The Washington Post has published a story in which four women allege that former judge Roy Moore -- now the GOP nominee for US Senate in Alabama's special election (on whom I've previously opined) -- molested or made romantic overtures toward them when they were teenagers, and when he was in his thirties. Amid growing calls from fellow Republicans for him to step aside if the claims are true, Moore has strenuously denied the accusations and is defiantly refusing to leave the race. Here is the report (content warning):
Leigh Corfman says she was 14 years old when an older man approached her outside a courtroom in Etowah County, Ala. She was sitting on a wooden bench with her mother, they both recall, when the man introduced himself as Roy Moore. It was early 1979 and Moore — now the Republican nominee in Alabama for a U.S. Senate seat — was a 32-year-old assistant district attorney...Alone with Corfman, Moore chatted with her and asked for her phone number, she says. Days later, she says, he picked her up around the corner from her house in Gadsden, drove her about 30 minutes to his home in the woods, told her how pretty she was and kissed her. On a second visit, she says, he took off her shirt and pants and removed his clothes. He touched her over her bra and underpants, she says, and guided her hand to touch him over his underwear...Two of Corfman’s childhood friends say she told them at the time that she was seeing an older man, and one says Corfman identified the man as Moore. Wells says her daughter told her about the encounter more than a decade later, as Moore was becoming more prominent as a local judge.
More relevant details:
Aside from Corfman, three other women interviewed by The Washington Post in recent weeks say Moore pursued them when they were between the ages of 16 and 18 and he was in his early 30s, episodes they say they found flattering at the time, but troubling as they got older. None of the three women say that Moore forced them into any sort of relationship or sexual contact...Neither Corfman nor any of the other women sought out The Post. While reporting a story in Alabama about supporters of Moore’s Senate campaign, a Post reporter heard that Moore allegedly had sought relationships with teenage girls. Over the ensuing three weeks, two Post reporters contacted and interviewed the four women. All were initially reluctant to speak publicly but chose to do so after multiple interviews, saying they thought it was important for people to know about their interactions with Moore. The women say they don’t know one another.

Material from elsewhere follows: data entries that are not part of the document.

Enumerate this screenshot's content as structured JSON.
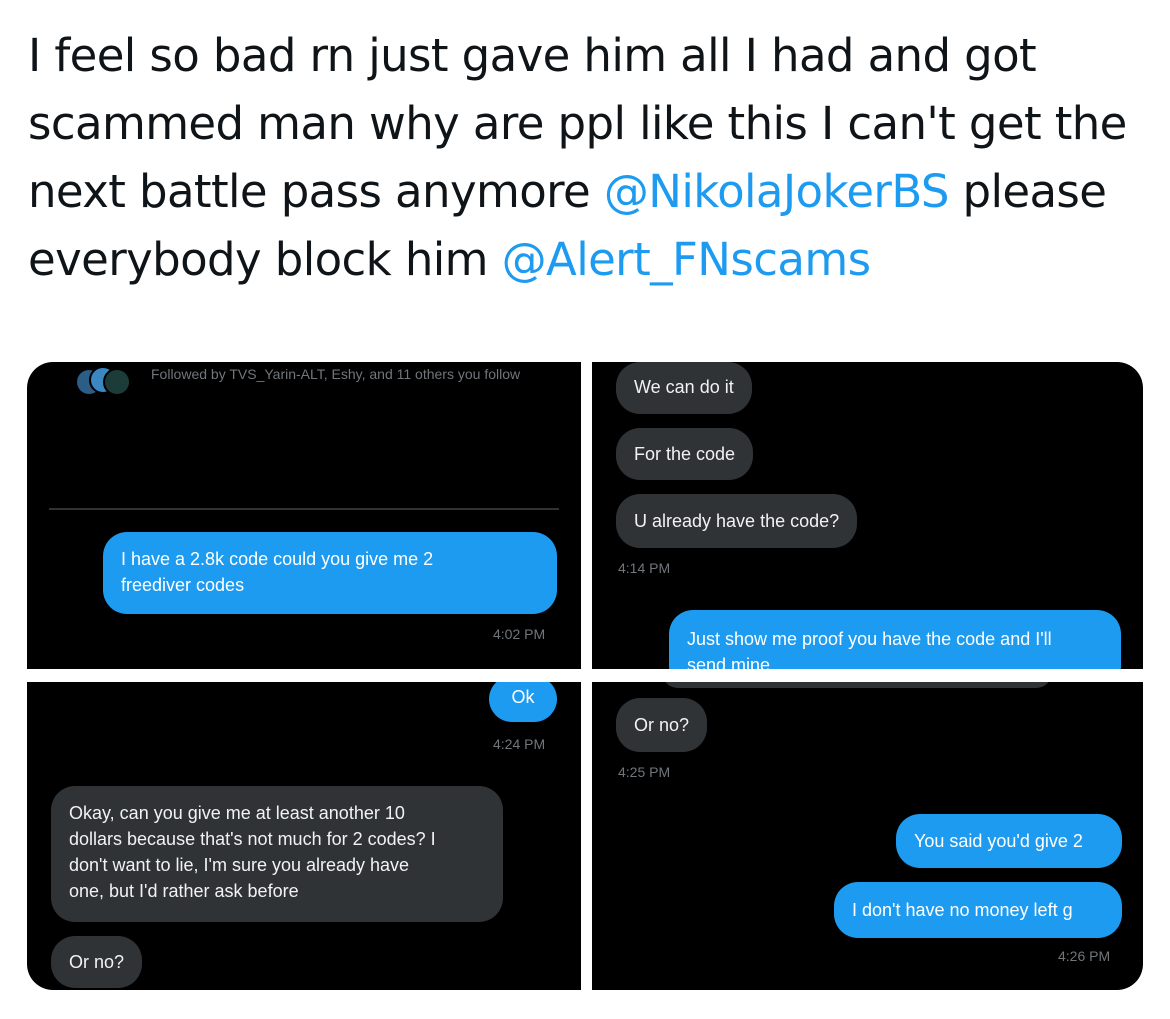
{
  "tweet": {
    "text_parts": {
      "p1": "I feel so bad rn just gave him all I had and got scammed man why are ppl like this I can't get the next battle pass anymore ",
      "mention1": "@NikolaJokerBS",
      "p2": " please everybody block him ",
      "mention2": "@Alert_FNscams"
    }
  },
  "media": {
    "shot1": {
      "followed_by": "Followed by TVS_Yarin-ALT, Eshy, and 11 others you follow",
      "msg_out": "I have a 2.8k code could you give me 2\nfreediver codes",
      "time": "4:02 PM"
    },
    "shot2": {
      "msg1": "We can do it",
      "msg2": "For the code",
      "msg3": "U already have the code?",
      "time": "4:14 PM",
      "msg_out": "Just show me proof you have the code and I'll\nsend mine"
    },
    "shot3": {
      "msg_out": "Ok",
      "time": "4:24 PM",
      "msg_in": "Okay, can you give me at least another 10\ndollars because that's not much for 2 codes? I\ndon't want to lie, I'm sure you already have\none, but I'd rather ask before",
      "msg_in2": "Or no?"
    },
    "shot4": {
      "msg_in": "Or no?",
      "time": "4:25 PM",
      "msg_out1": "You said you'd give 2",
      "msg_out2": "I don't have no money left g",
      "time2": "4:26 PM"
    }
  }
}
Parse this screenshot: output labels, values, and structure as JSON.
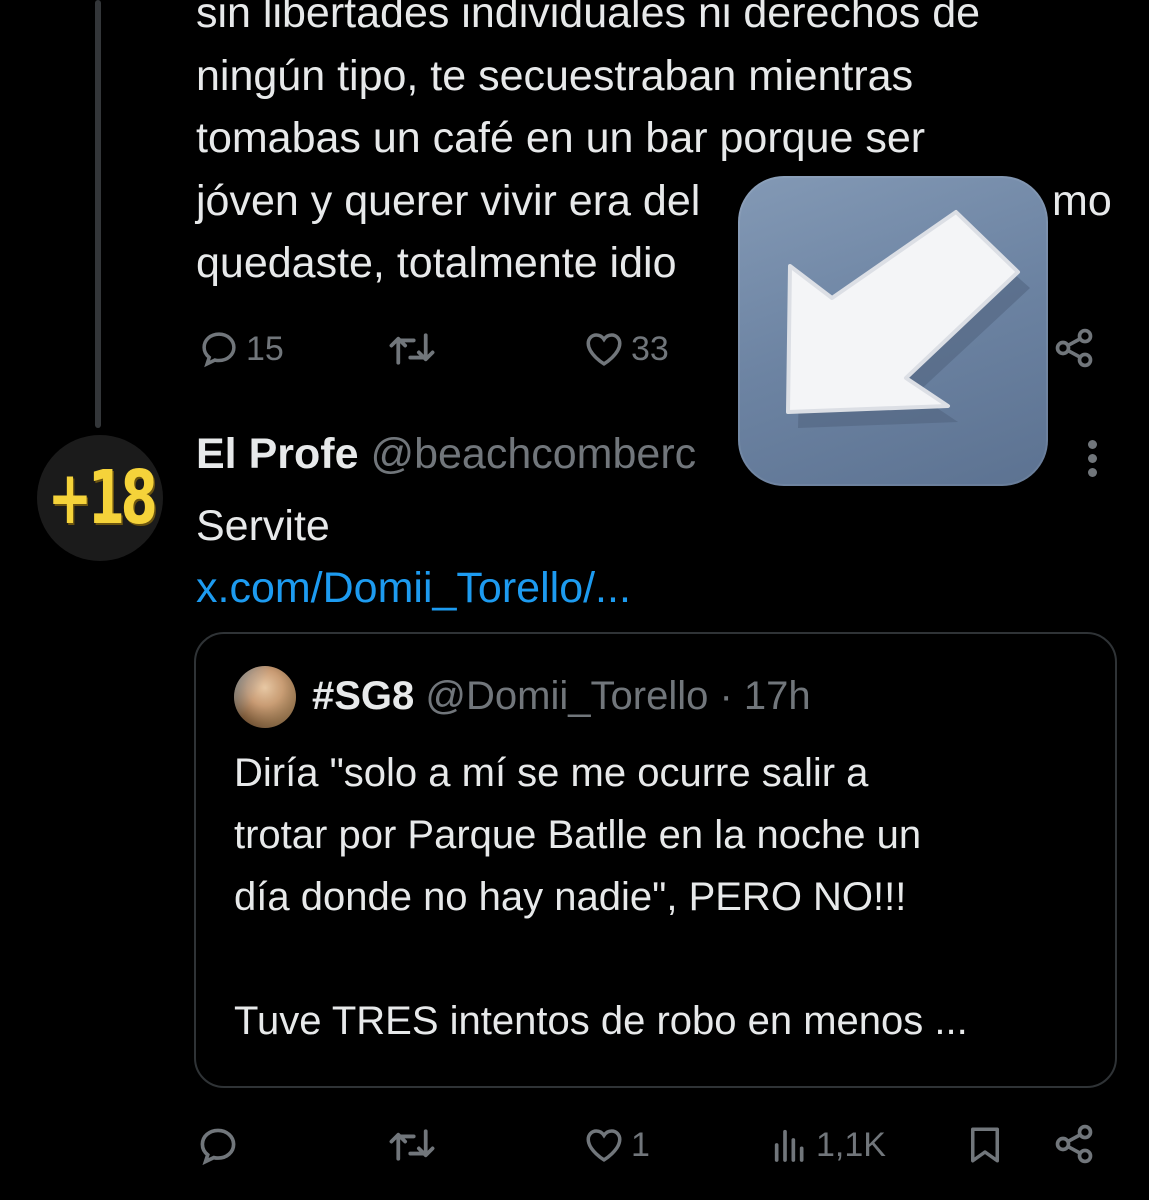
{
  "previous_post": {
    "text_lines": [
      "sin libertades individuales ni derechos de",
      "ningún tipo, te secuestraban mientras",
      "tomabas un café en un bar porque ser",
      "jóven y querer vivir  era del",
      "quedaste, totalmente idio"
    ],
    "text_line_tail": "mo",
    "replies": "15",
    "likes": "33"
  },
  "post": {
    "avatar_text": "+18",
    "name": "El Profe",
    "handle": "@beachcomberc",
    "body": "Servite",
    "link": "x.com/Domii_Torello/...",
    "likes": "1",
    "views": "1,1K"
  },
  "quote": {
    "name": "#SG8",
    "handle": "@Domii_Torello",
    "separator": "·",
    "time": "17h",
    "paragraphs": [
      "Diría \"solo a mí se me ocurre salir a",
      "trotar por Parque Batlle en la noche un",
      "día donde no hay nadie\", PERO NO!!!",
      "",
      "Tuve TRES intentos de robo en menos ..."
    ]
  },
  "icons": {
    "reply": "reply-icon",
    "retweet": "retweet-icon",
    "like": "heart-icon",
    "views": "views-icon",
    "bookmark": "bookmark-icon",
    "share": "share-icon",
    "more": "more-icon",
    "overlay": "arrow-down-left-icon"
  },
  "colors": {
    "background": "#000000",
    "text": "#e7e9ea",
    "muted": "#71767b",
    "link": "#1d9bf0",
    "avatar_badge": "#f5d33a"
  }
}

The primary alleged victim, a self-described Republican and Trump voter, tells the Post she considered going public earlier in Moore's public career -- but shied away from doing so, fearful of the potential impact on her family, and mindful of her own messy personal history, including a number of divorces. A few of my initial reactions, as this controversy explodes on social media:

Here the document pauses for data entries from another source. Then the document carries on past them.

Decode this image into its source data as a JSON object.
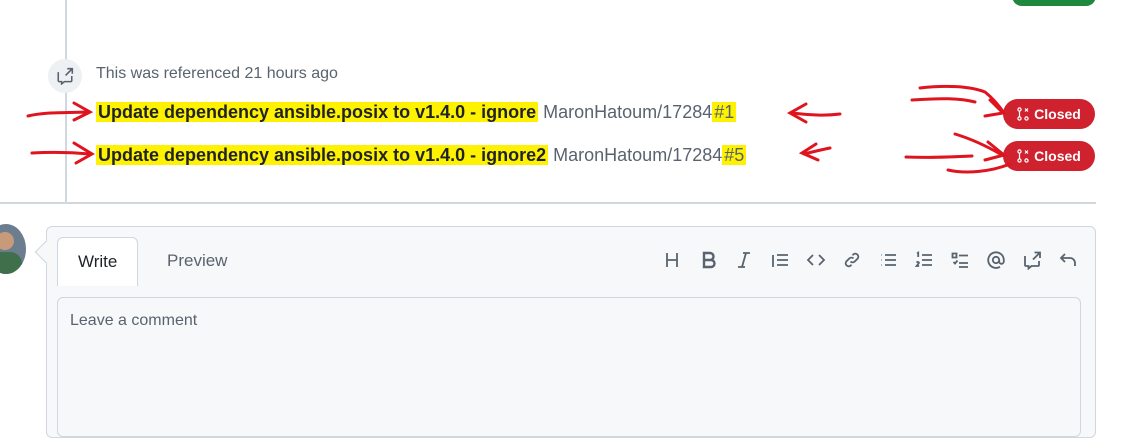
{
  "timeline": {
    "referenced_text": "This was referenced 21 hours ago",
    "references": [
      {
        "title": "Update dependency ansible.posix to v1.4.0 - ignore",
        "repo": "MaronHatoum/17284",
        "number": "#1",
        "status": "Closed"
      },
      {
        "title": "Update dependency ansible.posix to v1.4.0 - ignore2",
        "repo": "MaronHatoum/17284",
        "number": "#5",
        "status": "Closed"
      }
    ]
  },
  "composer": {
    "tabs": [
      {
        "label": "Write"
      },
      {
        "label": "Preview"
      }
    ],
    "placeholder": "Leave a comment",
    "toolbar": [
      "heading-icon",
      "bold-icon",
      "italic-icon",
      "quote-icon",
      "code-icon",
      "link-icon",
      "unordered-list-icon",
      "ordered-list-icon",
      "task-list-icon",
      "mention-icon",
      "reference-icon",
      "reply-icon"
    ]
  },
  "colors": {
    "closed_badge": "#cf222e",
    "highlight": "#fff200",
    "annotation_arrows": "#e0141e"
  }
}
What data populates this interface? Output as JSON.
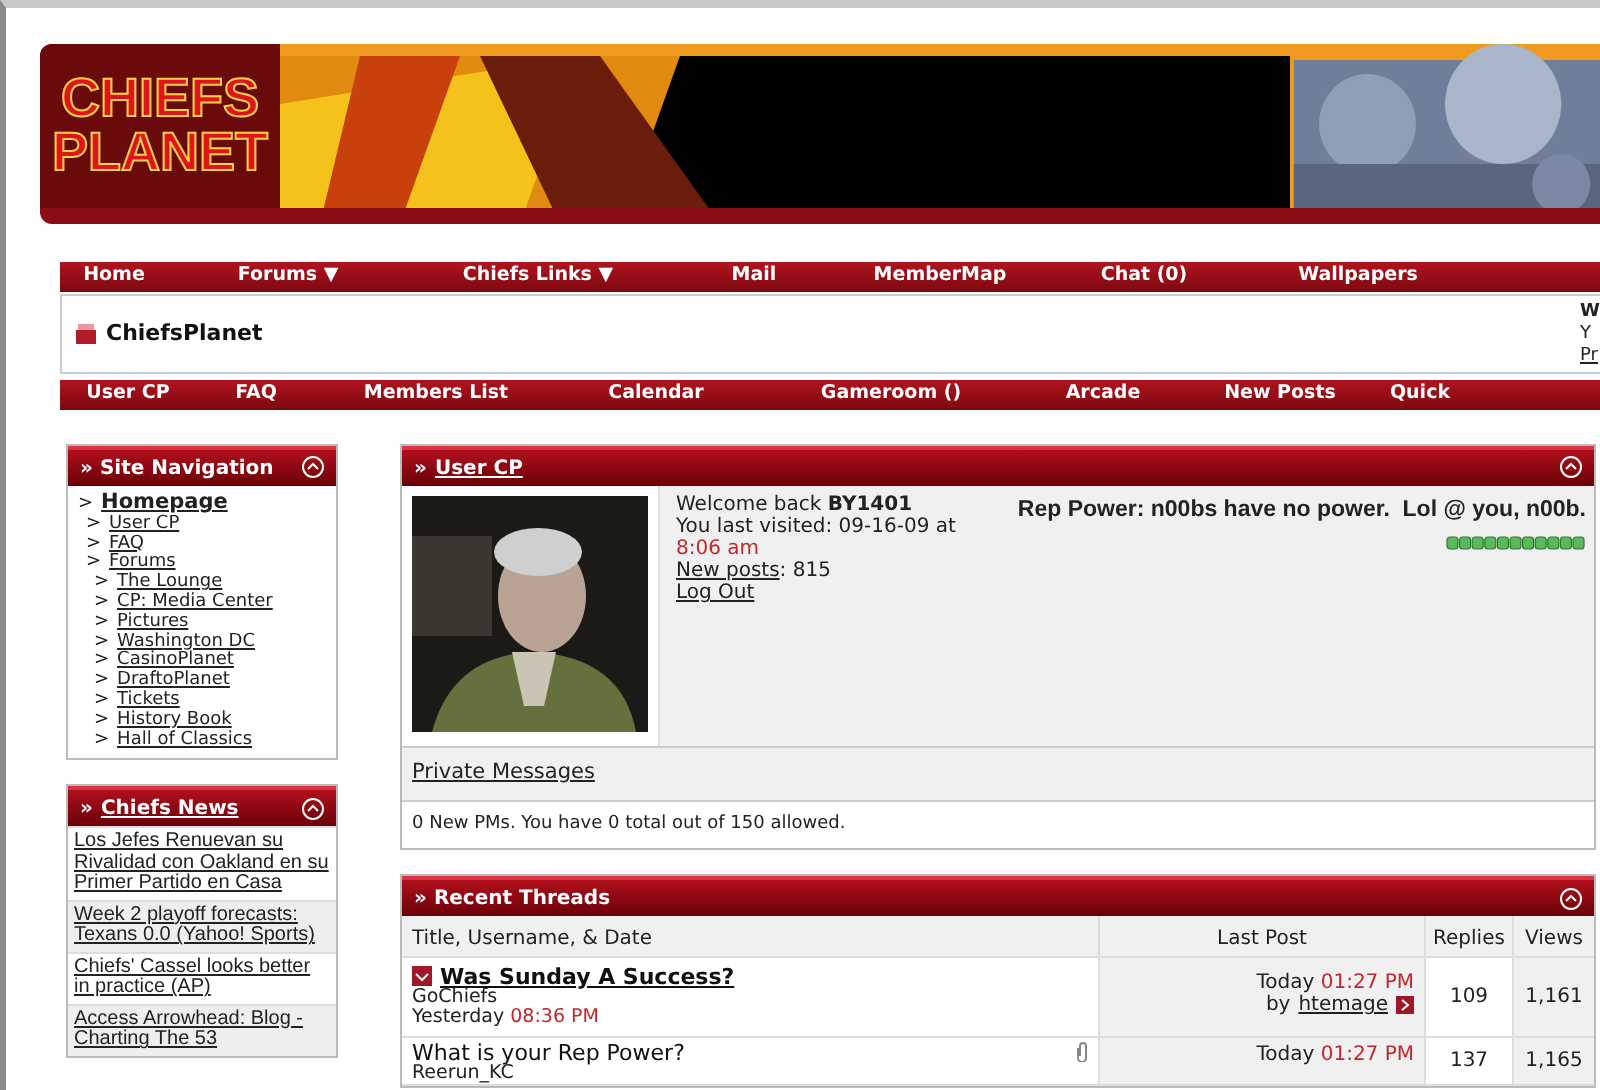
{
  "logo": {
    "line_1": "CHIEFS",
    "line_2": "PLANET"
  },
  "top_nav": [
    "Home",
    "Forums ▼",
    "Chiefs Links ▼",
    "Mail",
    "MemberMap",
    "Chat (0)",
    "Wallpapers"
  ],
  "site_title": "ChiefsPlanet",
  "welcome_cut": [
    "W",
    "Y",
    "Pr"
  ],
  "sub_nav": [
    "User CP",
    "FAQ",
    "Members List",
    "Calendar",
    "Gameroom ()",
    "Arcade",
    "New Posts",
    "Quick"
  ],
  "site_navigation": {
    "marker": "»",
    "title": "Site Navigation",
    "items": [
      {
        "bullet": ">",
        "label": "Homepage",
        "children": [
          {
            "bullet": ">",
            "label": "User CP"
          },
          {
            "bullet": ">",
            "label": "FAQ"
          },
          {
            "bullet": ">",
            "label": "Forums",
            "children": [
              {
                "bullet": ">",
                "label": "The Lounge"
              },
              {
                "bullet": ">",
                "label": "CP: Media Center"
              },
              {
                "bullet": ">",
                "label": "Pictures"
              },
              {
                "bullet": ">",
                "label": "Washington DC"
              },
              {
                "bullet": ">",
                "label": "CasinoPlanet"
              },
              {
                "bullet": ">",
                "label": "DraftoPlanet"
              },
              {
                "bullet": ">",
                "label": "Tickets"
              },
              {
                "bullet": ">",
                "label": "History Book"
              },
              {
                "bullet": ">",
                "label": "Hall of Classics"
              }
            ]
          }
        ]
      }
    ]
  },
  "chiefs_news": {
    "marker": "»",
    "title": "Chiefs News",
    "items": [
      "Los Jefes Renuevan su Rivalidad con Oakland en su Primer Partido en Casa",
      "Week 2 playoff forecasts: Texans 0.0 (Yahoo! Sports)",
      "Chiefs' Cassel looks better in practice (AP)",
      "Access Arrowhead: Blog - Charting The 53"
    ]
  },
  "user_cp": {
    "marker": "»",
    "title": "User CP",
    "welcome": "Welcome back",
    "username": "BY1401",
    "last_visited": "You last visited: 09-16-09 at",
    "last_visited_time": "8:06 am",
    "new_posts_label": "New posts",
    "new_posts": ": 815",
    "log_out": "Log Out",
    "rep_power": "Rep Power: n00bs have no power.  Lol @ you, n00b.",
    "private_messages": "Private Messages",
    "pm_status": "0 New PMs. You have 0 total out of 150 allowed."
  },
  "recent_threads": {
    "marker": "»",
    "title": "Recent Threads",
    "columns": [
      "Title, Username, & Date",
      "Last Post",
      "Replies",
      "Views"
    ],
    "rows": [
      {
        "title": "Was Sunday A Success?",
        "new": true,
        "attachment": false,
        "author": "GoChiefs",
        "date": "Yesterday",
        "time": "08:36 PM",
        "last_date": "Today",
        "last_time": "01:27 PM",
        "last_by": "by",
        "last_user": "htemage",
        "replies": "109",
        "views": "1,161"
      },
      {
        "title": "What is your Rep Power?",
        "new": false,
        "attachment": true,
        "author": "Reerun_KC",
        "last_date": "Today",
        "last_time": "01:27 PM",
        "replies": "137",
        "views": "1,165"
      }
    ]
  }
}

Prudent to withhold further judgment until we have a more complete picture of verifiable facts. But on its face, Moore -- who favors outlawing sexual contact between gay *consenting adults* -- stands accused of molesting a high school freshman when he was a grown man. ??— Guy Benson (@guypbenson) November 9, 2017
But the context of these revelations is a moment in which the dam has broken on women & other victims speaking out about abuse and harassment, about which they'd previously been silent. So these accusations arise in the midst of a cultural watershed...— Guy Benson (@guypbenson) November 9, 2017

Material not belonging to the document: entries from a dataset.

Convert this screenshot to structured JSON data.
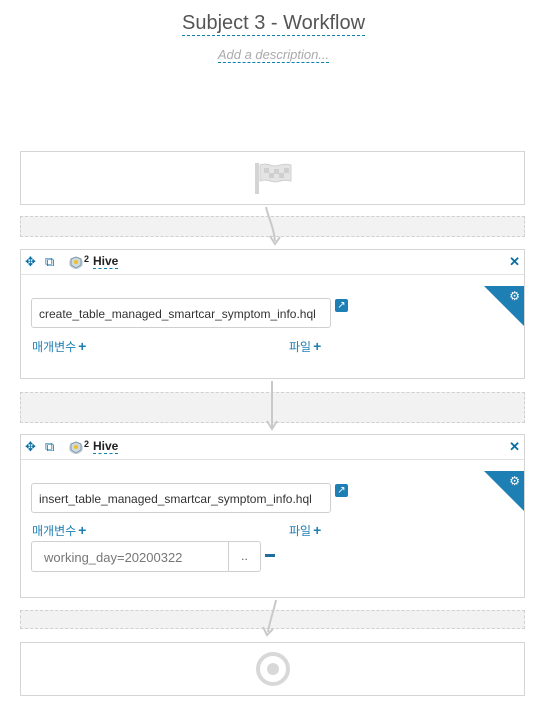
{
  "workflow": {
    "title": "Subject 3 - Workflow",
    "description_placeholder": "Add a description..."
  },
  "actions": [
    {
      "badge": "2",
      "type": "Hive",
      "script": "create_table_managed_smartcar_symptom_info.hql",
      "params_label": "매개변수",
      "files_label": "파일",
      "params": []
    },
    {
      "badge": "2",
      "type": "Hive",
      "script": "insert_table_managed_smartcar_symptom_info.hql",
      "params_label": "매개변수",
      "files_label": "파일",
      "params": [
        {
          "value": "working_day=20200322",
          "button": ".."
        }
      ]
    }
  ],
  "icons": {
    "start": "flag-icon",
    "end": "target-icon",
    "move": "move-icon",
    "copy": "copy-icon",
    "hive": "hive-icon",
    "close": "close-icon",
    "settings": "gears-icon",
    "external": "external-link-icon"
  },
  "colors": {
    "accent": "#1e7fb5",
    "border": "#d5d5d5",
    "dropzone": "#f2f2f2"
  }
}
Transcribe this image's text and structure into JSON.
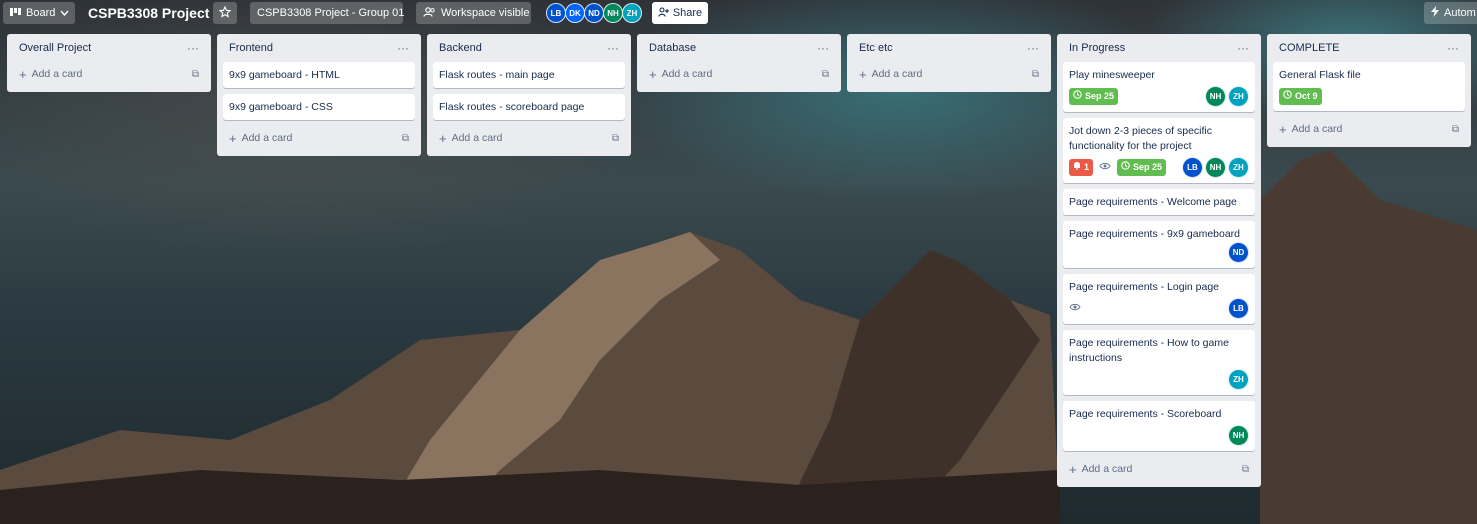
{
  "topbar": {
    "board_label": "Board",
    "title": "CSPB3308 Project",
    "workspace_label": "CSPB3308 Project - Group 01",
    "visibility_label": "Workspace visible",
    "members": [
      {
        "initials": "LB",
        "color": "#0052cc"
      },
      {
        "initials": "DK",
        "color": "#0065ff"
      },
      {
        "initials": "ND",
        "color": "#0052cc"
      },
      {
        "initials": "NH",
        "color": "#00875a"
      },
      {
        "initials": "ZH",
        "color": "#00a3bf"
      }
    ],
    "share_label": "Share",
    "automation_label": "Autom"
  },
  "lists": [
    {
      "title": "Overall Project",
      "cards": [],
      "add_label": "Add a card"
    },
    {
      "title": "Frontend",
      "cards": [
        {
          "text": "9x9 gameboard - HTML"
        },
        {
          "text": "9x9 gameboard - CSS"
        }
      ],
      "add_label": "Add a card"
    },
    {
      "title": "Backend",
      "cards": [
        {
          "text": "Flask routes - main page"
        },
        {
          "text": "Flask routes - scoreboard page"
        }
      ],
      "add_label": "Add a card"
    },
    {
      "title": "Database",
      "cards": [],
      "add_label": "Add a card"
    },
    {
      "title": "Etc etc",
      "cards": [],
      "add_label": "Add a card"
    },
    {
      "title": "In Progress",
      "cards": [
        {
          "text": "Play minesweeper",
          "due": "Sep 25",
          "members": [
            "NH",
            "ZH"
          ]
        },
        {
          "text": "Jot down 2-3 pieces of specific functionality for the project",
          "notifications": "1",
          "due": "Sep 25",
          "members": [
            "LB",
            "NH",
            "ZH"
          ]
        },
        {
          "text": "Page requirements - Welcome page"
        },
        {
          "text": "Page requirements - 9x9 gameboard",
          "members": [
            "ND"
          ]
        },
        {
          "text": "Page requirements - Login page",
          "members": [
            "LB"
          ]
        },
        {
          "text": "Page requirements - How to game instructions",
          "members": [
            "ZH"
          ]
        },
        {
          "text": "Page requirements - Scoreboard",
          "members": [
            "NH"
          ]
        }
      ],
      "add_label": "Add a card"
    },
    {
      "title": "COMPLETE",
      "cards": [
        {
          "text": "General Flask file",
          "due": "Oct 9"
        }
      ],
      "add_label": "Add a card"
    }
  ],
  "colors": {
    "due_green": "#61bd4f",
    "notification_red": "#eb5a46",
    "list_bg": "#ebecf0"
  }
}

...so I guess I find these accusations pretty credible and really disturbing, even as I harbor some doubts about timing. I'm also trying to look at the situation as fairly as possible, in spite of my profound distaste for Moore as a public figure.— Guy Benson (@guypbenson) November 9, 2017
What are the chances that 4 accounts of relationship with 4 different teens who never met each other are all “completely false"? https://t.co/Fj5WPOpQ6U— Christina Wilkie (@christinawilkie) November 9, 2017
Sexually pursuing a 14-year-old would be bad enough, but Roy Moore did it as *a sitting prosecutor* -- hard to fathom a more egregious power disparity— Michael Tracey (@mtracey) November 9, 2017
The response from senior Republicans -- from the Senate Majority Leader, to the chairman of the National Republican Senatorial Committee, to the senior Senator from Alabama -- has been nearly identical: If this is true, Moore must drop out of the race. Which leads to this question:
What would he and the GOP accept as proof? https://t.co/fqW31UXKP3— Allahpundit (@allahpundit) November 9, 2017
That's the real rub. It's highly unlikely that there would be any open-and-shut "proof" of acts that allegedly occurred decades ago. The fact that friends and family members have verified Ms. Corfman's contemporaneous accounts bolsters her story, as do the stories of three other women who appear to establish a pattern of behavior involving Moore's romantic pursuit of teenage girls as a grown adult. So, what's next? Moore, characteristically, doesn't seem like he's about to budge, and either way, it looks like the party is stuck with its nominee:
Alabama elex spox John Bennett just told me that if the GOP withdraws their nomination of Moore, and notifies their office, he will remain on ballot but even if he gets most votes, won't be certified as winner b/c party has withdrawn nomination.— Jessica Taylor (@JessicaTaylor) November 9, 2017
Is there a "Torricelli option" available to the Alabama GOP? And would triggering it require Moore to agree to drop out? I'll leave you with Moore's full statement, which doesn't really address the specific allegations: